▸ Exercise directions:
All of the data is to be written out again exactly, without the pictures.

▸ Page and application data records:
----
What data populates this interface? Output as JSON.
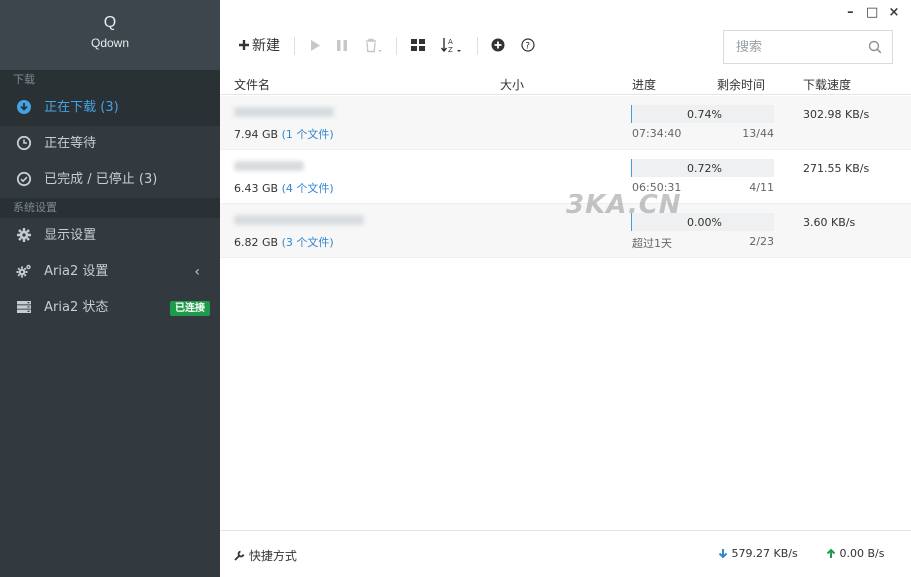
{
  "brand": {
    "logo": "Q",
    "name": "Qdown"
  },
  "sidebar": {
    "section_download": "下载",
    "items_download": [
      {
        "label": "正在下载 (3)",
        "icon": "download-icon",
        "active": true
      },
      {
        "label": "正在等待",
        "icon": "clock-icon",
        "active": false
      },
      {
        "label": "已完成 / 已停止 (3)",
        "icon": "check-circle-icon",
        "active": false
      }
    ],
    "section_settings": "系统设置",
    "items_settings": [
      {
        "label": "显示设置",
        "icon": "gear-icon"
      },
      {
        "label": "Aria2 设置",
        "icon": "gears-icon",
        "chevron": "‹"
      },
      {
        "label": "Aria2 状态",
        "icon": "server-icon",
        "badge": "已连接"
      }
    ]
  },
  "window": {
    "minimize": "–",
    "maximize": "□",
    "close": "×"
  },
  "toolbar": {
    "new_label": "新建"
  },
  "search": {
    "placeholder": "搜索"
  },
  "columns": {
    "name": "文件名",
    "size": "大小",
    "progress": "进度",
    "remaining": "剩余时间",
    "speed": "下载速度"
  },
  "tasks": [
    {
      "size": "7.94 GB",
      "files": "(1 个文件)",
      "progress": 0.74,
      "progress_text": "0.74%",
      "remaining": "07:34:40",
      "connections": "13/44",
      "speed": "302.98 KB/s"
    },
    {
      "size": "6.43 GB",
      "files": "(4 个文件)",
      "progress": 0.72,
      "progress_text": "0.72%",
      "remaining": "06:50:31",
      "connections": "4/11",
      "speed": "271.55 KB/s"
    },
    {
      "size": "6.82 GB",
      "files": "(3 个文件)",
      "progress": 0.0,
      "progress_text": "0.00%",
      "remaining": "超过1天",
      "connections": "2/23",
      "speed": "3.60 KB/s"
    }
  ],
  "watermark": "3KA.CN",
  "footer": {
    "shortcut_label": "快捷方式",
    "download_speed": "579.27 KB/s",
    "upload_speed": "0.00 B/s"
  },
  "colors": {
    "accent": "#45a3e5",
    "sidebar_bg": "#323a3f",
    "badge": "#1e9b4a",
    "progress": "#3fa0d8",
    "download_arrow": "#2f86d0",
    "upload_arrow": "#1e9b4a"
  }
}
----
▸ Answer section:
What data populates this interface? Output as JSON.
{
  "brand": {
    "logo": "Q",
    "name": "Qdown"
  },
  "sidebar": {
    "section_download": "下载",
    "items_download": [
      {
        "label": "正在下载 (3)",
        "icon": "download-icon",
        "active": true
      },
      {
        "label": "正在等待",
        "icon": "clock-icon",
        "active": false
      },
      {
        "label": "已完成 / 已停止 (3)",
        "icon": "check-circle-icon",
        "active": false
      }
    ],
    "section_settings": "系统设置",
    "items_settings": [
      {
        "label": "显示设置",
        "icon": "gear-icon"
      },
      {
        "label": "Aria2 设置",
        "icon": "gears-icon",
        "chevron": "‹"
      },
      {
        "label": "Aria2 状态",
        "icon": "server-icon",
        "badge": "已连接"
      }
    ]
  },
  "window": {
    "minimize": "–",
    "maximize": "□",
    "close": "×"
  },
  "toolbar": {
    "new_label": "新建"
  },
  "search": {
    "placeholder": "搜索"
  },
  "columns": {
    "name": "文件名",
    "size": "大小",
    "progress": "进度",
    "remaining": "剩余时间",
    "speed": "下载速度"
  },
  "tasks": [
    {
      "size": "7.94 GB",
      "files": "(1 个文件)",
      "progress": 0.74,
      "progress_text": "0.74%",
      "remaining": "07:34:40",
      "connections": "13/44",
      "speed": "302.98 KB/s"
    },
    {
      "size": "6.43 GB",
      "files": "(4 个文件)",
      "progress": 0.72,
      "progress_text": "0.72%",
      "remaining": "06:50:31",
      "connections": "4/11",
      "speed": "271.55 KB/s"
    },
    {
      "size": "6.82 GB",
      "files": "(3 个文件)",
      "progress": 0.0,
      "progress_text": "0.00%",
      "remaining": "超过1天",
      "connections": "2/23",
      "speed": "3.60 KB/s"
    }
  ],
  "watermark": "3KA.CN",
  "footer": {
    "shortcut_label": "快捷方式",
    "download_speed": "579.27 KB/s",
    "upload_speed": "0.00 B/s"
  },
  "colors": {
    "accent": "#45a3e5",
    "sidebar_bg": "#323a3f",
    "badge": "#1e9b4a",
    "progress": "#3fa0d8",
    "download_arrow": "#2f86d0",
    "upload_arrow": "#1e9b4a"
  }
}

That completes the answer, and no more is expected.